Class discussion

Extended Tertian Harmony and Non-chord tones

Extended harmony is anything beyond the seventh in a triadic chord. This includes 9ths, 11ths, and 13ths. Labeled G9, G11, and G13 (for dominant chords).

  • G9 is G,B,D,F,A
  • G11 is G,B,D,F,A,C
  • G13 is G,B,D,F,A,C,E

If a non-chord tone doesn’t fit within our given possibilities, it’s most likely an extention. Your options for non-chord tones are:

  • passing tone
  • neighbor tone
  • escape tone
  • appogiatura
  • suspension
  • retardation
  • pedal tone (pedal point)
  • anticipation

If you have what looks like a G7, and you see an A, but it doesn’t fit into any of these non-chord tone motion options, you have a G9.

Dominant Ninth Chords

What are the differences between these chords?

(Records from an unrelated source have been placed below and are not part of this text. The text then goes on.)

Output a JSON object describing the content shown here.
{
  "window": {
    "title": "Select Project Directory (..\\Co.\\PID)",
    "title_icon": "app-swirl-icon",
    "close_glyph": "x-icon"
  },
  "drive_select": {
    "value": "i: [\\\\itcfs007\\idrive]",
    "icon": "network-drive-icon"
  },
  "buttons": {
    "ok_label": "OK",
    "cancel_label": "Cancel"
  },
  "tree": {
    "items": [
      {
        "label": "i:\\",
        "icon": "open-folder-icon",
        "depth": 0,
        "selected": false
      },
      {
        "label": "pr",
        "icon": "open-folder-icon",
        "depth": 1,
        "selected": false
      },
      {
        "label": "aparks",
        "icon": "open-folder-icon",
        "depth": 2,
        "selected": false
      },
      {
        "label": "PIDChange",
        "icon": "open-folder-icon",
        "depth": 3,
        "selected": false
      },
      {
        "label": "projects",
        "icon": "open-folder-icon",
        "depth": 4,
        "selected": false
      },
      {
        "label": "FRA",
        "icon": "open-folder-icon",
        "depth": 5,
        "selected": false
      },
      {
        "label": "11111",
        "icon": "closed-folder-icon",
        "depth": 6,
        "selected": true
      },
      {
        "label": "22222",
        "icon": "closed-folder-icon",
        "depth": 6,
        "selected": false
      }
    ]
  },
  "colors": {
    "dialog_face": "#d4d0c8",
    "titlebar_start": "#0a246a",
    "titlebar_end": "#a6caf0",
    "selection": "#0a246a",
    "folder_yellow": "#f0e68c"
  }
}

  1. V9
    • when you have just a 9 next to the V, it includes all the triadic tones up to the ninth.
    • in C, spelled G,B,D,F,A.
  2. Vadd9
    • “add” means to add a note to the triadic harmony, in this case, you’re adding the 9th.
    • in C, spelled G,B,D,A.
    • also often grouped like G,A,B,D.
    • this is not the same as sub.
    • sub means to substitute a chord tone with the given note.
  3. V9 65
    • still spelled like a V9 but in first inversion (of seventh chord inversions).
    • if the ninth is on the bottom, it’s probably not a ninth, but a pedal tone.
  4. Vsub13
    • sub effects a chord tone, while add doesn’t.
    • though spelled the same as a iii6, it functions as the dominant so it is labelled Vsub13 (or Vsub6).
    • in C, spelled G,B,E.

A V9 chord is the combination of a V7 and a G#%7. In A, the lower 4 notes are E,G#,B,D (V7). The upper 4 notes are G#,B,D,F#.

  • when spelling dominant extentions use the diatonic scale degrees in the key of the tonic.

ALL OF THIS BEING SAID, the ninth chord is a last resort. It is rare in the type of music that this system of tonal analysis was created to analyze. Extentions are used mainly for jazz, which is far out of our fixed system of analysis.

Whether you analyze a tone as an extention or non-chord tone is up to how you hear it. Just make sure you label the tone to match what your analysis says.

In the case of a b9, (in A minor) the chord symbol would be a E7(b9). In the roman numeral analysis you would write V9, because the b9 is naturally occuring in the key. It is altered in the parallel major (how we label dominant extentions) so it is labelled as E7(b9) in chord symbols.